GOAL OF THE EXERCISE:
The lines you return must be all those in the data that hold the string "list".

SUPPLIED MATERIAL:
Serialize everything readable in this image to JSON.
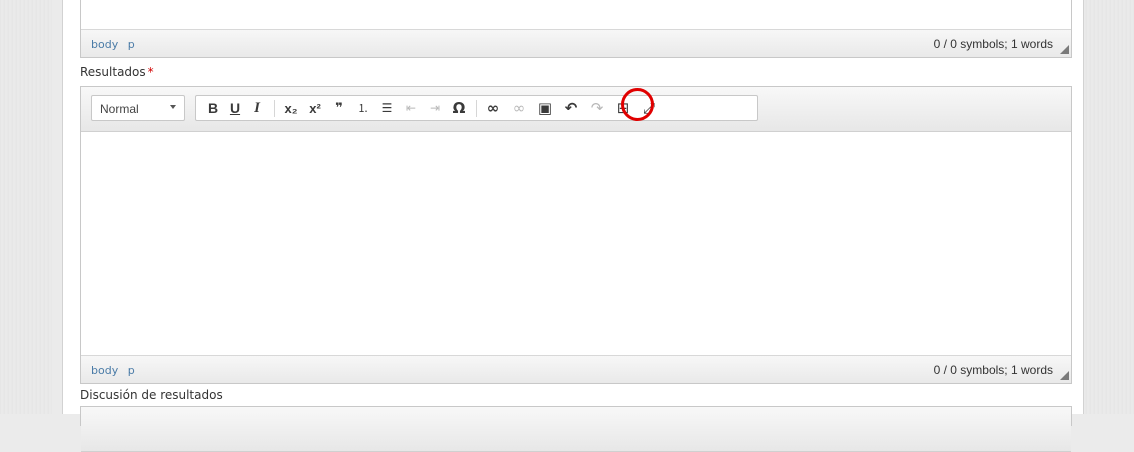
{
  "editors": [
    {
      "path": [
        "body",
        "p"
      ],
      "count": "0 / 0 symbols; 1 words"
    },
    {
      "label": "Resultados",
      "required_mark": "*",
      "path": [
        "body",
        "p"
      ],
      "count": "0 / 0 symbols; 1 words"
    }
  ],
  "next_label": "Discusión de resultados",
  "toolbar": {
    "format_value": "Normal",
    "buttons": [
      {
        "name": "bold-button",
        "glyph": "B"
      },
      {
        "name": "underline-button",
        "glyph": "U"
      },
      {
        "name": "italic-button",
        "glyph": "I"
      },
      {
        "name": "subscript-button",
        "glyph": "x₂"
      },
      {
        "name": "superscript-button",
        "glyph": "x²"
      },
      {
        "name": "blockquote-button",
        "glyph": "❞"
      },
      {
        "name": "numbered-list-button",
        "glyph": "⒈"
      },
      {
        "name": "bulleted-list-button",
        "glyph": "☰"
      },
      {
        "name": "outdent-button",
        "glyph": "⇤"
      },
      {
        "name": "indent-button",
        "glyph": "⇥"
      },
      {
        "name": "special-char-button",
        "glyph": "Ω"
      },
      {
        "name": "link-button",
        "glyph": "∞"
      },
      {
        "name": "unlink-button",
        "glyph": "∞"
      },
      {
        "name": "image-button",
        "glyph": "▣"
      },
      {
        "name": "undo-button",
        "glyph": "↶"
      },
      {
        "name": "redo-button",
        "glyph": "↷"
      },
      {
        "name": "table-button",
        "glyph": "⊞"
      },
      {
        "name": "maximize-button",
        "glyph": "⤢"
      }
    ]
  },
  "colors": {
    "highlight": "#e00000",
    "required": "#d00000",
    "path": "#4a7ba7"
  }
}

RESPONSE BOX:
        "name": "numbered-list-button",
        "name": "bulleted-list-button",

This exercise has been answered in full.